By Analou De Vera
Edgardo Lam, 64, is a man on a mission. He wants to convince people they could become somebody even at old age if they continue to harness their God-given talents.
Lam, a self-taught painter from Bicol province, has been living in a Malate sidewalk for almost 20 years now, together with his two sons, aged 18 and 24. They survive mostly through the meager amount they earn as jeep “barkers.”
Lam, who claims to be half-Chinese, said he discovered his knack for painting only recently, using discarded paint and scrap wood he found.
“Nakatambay kasi ako dito at nagpaparking-parking ako. At para may magawa ako, may mga pinturang nakikita ako na tinatapon- tapon lang. At ayun nag drawing-drawing ako. Nangangalakal at pulot-pulot ko lang yung mga pintura at kahoy. Kinukuhako lang yung mga plywood dyan at dinadala ko dito,” he narrated.
The old man said he never had art lessons nor visited a museum and as such he was never sure if he was doing a good job of it.
He only learned to appreciate his work after some people started buying them.
“Napapangitan talaga ako sa mga gawa ko. Hindi ko alam kung ano ang nakikita nila,” he said with a smile.
Lam also mentioned a certain Chinese man who boosted his morale by giving him a set of brush.
“Lagi syang nakaitim at nakataliyung buhok nya, lagi nya akongbinibigyan ng mga brush,” he said.
As to how he finds his subjects, Lam said it is all about imagination.
“Minsan may nakikita akong imahe, paglalaruan ko yung mga kulay-kulay, nakakabuhay. Inaabot ako ng tatlong oras o higit pa pag talagang ginaganahan ako,” he said.
He also finds inspiration from birds that flock to his side of the street.
“Minsan, bumisita ka dito ng maaga, makikita mo na sobrangdami nila,” he said.
Lam loves to paint landscapes and portraits. He displays them in a part of a street he calls his own gallery.
Sometimes, he writes bible phrases or quotes at the back of his artwork.
More and more people, especially tourists, now wants to buy his works, which he sells for whatever amount the customer offers.
“It depends how much you think it is,” is his oft-repeated reply to curious passers-by asking for them.
Other folks, meanwhile, have been giving him more art supplies.
“Yung mga tao, minsan, ‘Oh Lam! May pintura ako dito! Napulot ko lang yan sa basurahan.’ Minsan naman din may napupulot akongpamaypay, ginagawa kong bulaklak. ‘Pag may naisipan akong magandang gawin, ginagawa kopara malibang ko sarili ko.”
From using scraps, Lam is now able to buy real painting materials through his earnings.
“Nung tumagal-tagal na, nu’ng may mga bumibili, nakabili na ako ng gamit. Pumupunta ako sa National Bookstore bumibili ako ngmga mumurahing brush. Pintura tulad ng acryllic, ganyan,” he said.

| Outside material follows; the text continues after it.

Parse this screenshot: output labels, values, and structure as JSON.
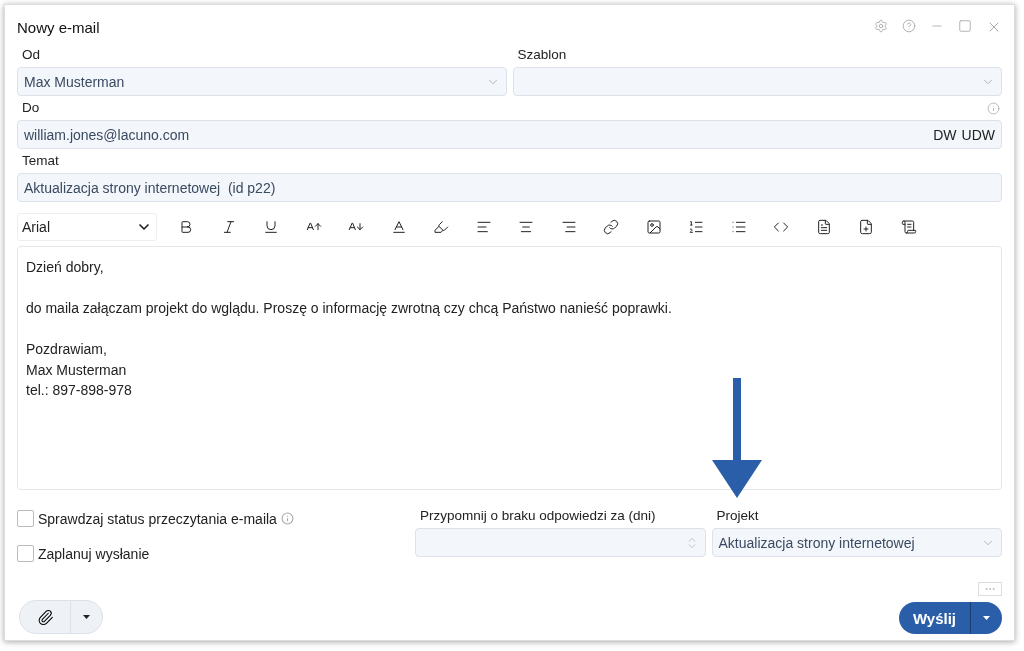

Some customers already approached and offered him to transfer to another place where he could seel more of his work but he always declined.
“Kahit anong alok, may mga krimen man dito sa lugar na ito, hindi ko ito ipagpapalit. Para sa akin ang lugar na ito ay isang paraiso,” he said.
Lam now also teaches street kids how to paint. A high-school drop-out who engaged in petty crimes during his youth, Lam knows how important it is for his students to receive guidance.
“Sabi nga nila, “birds with the same feather flock together,’ gusto ko magkaroon din sila ng pangarap.”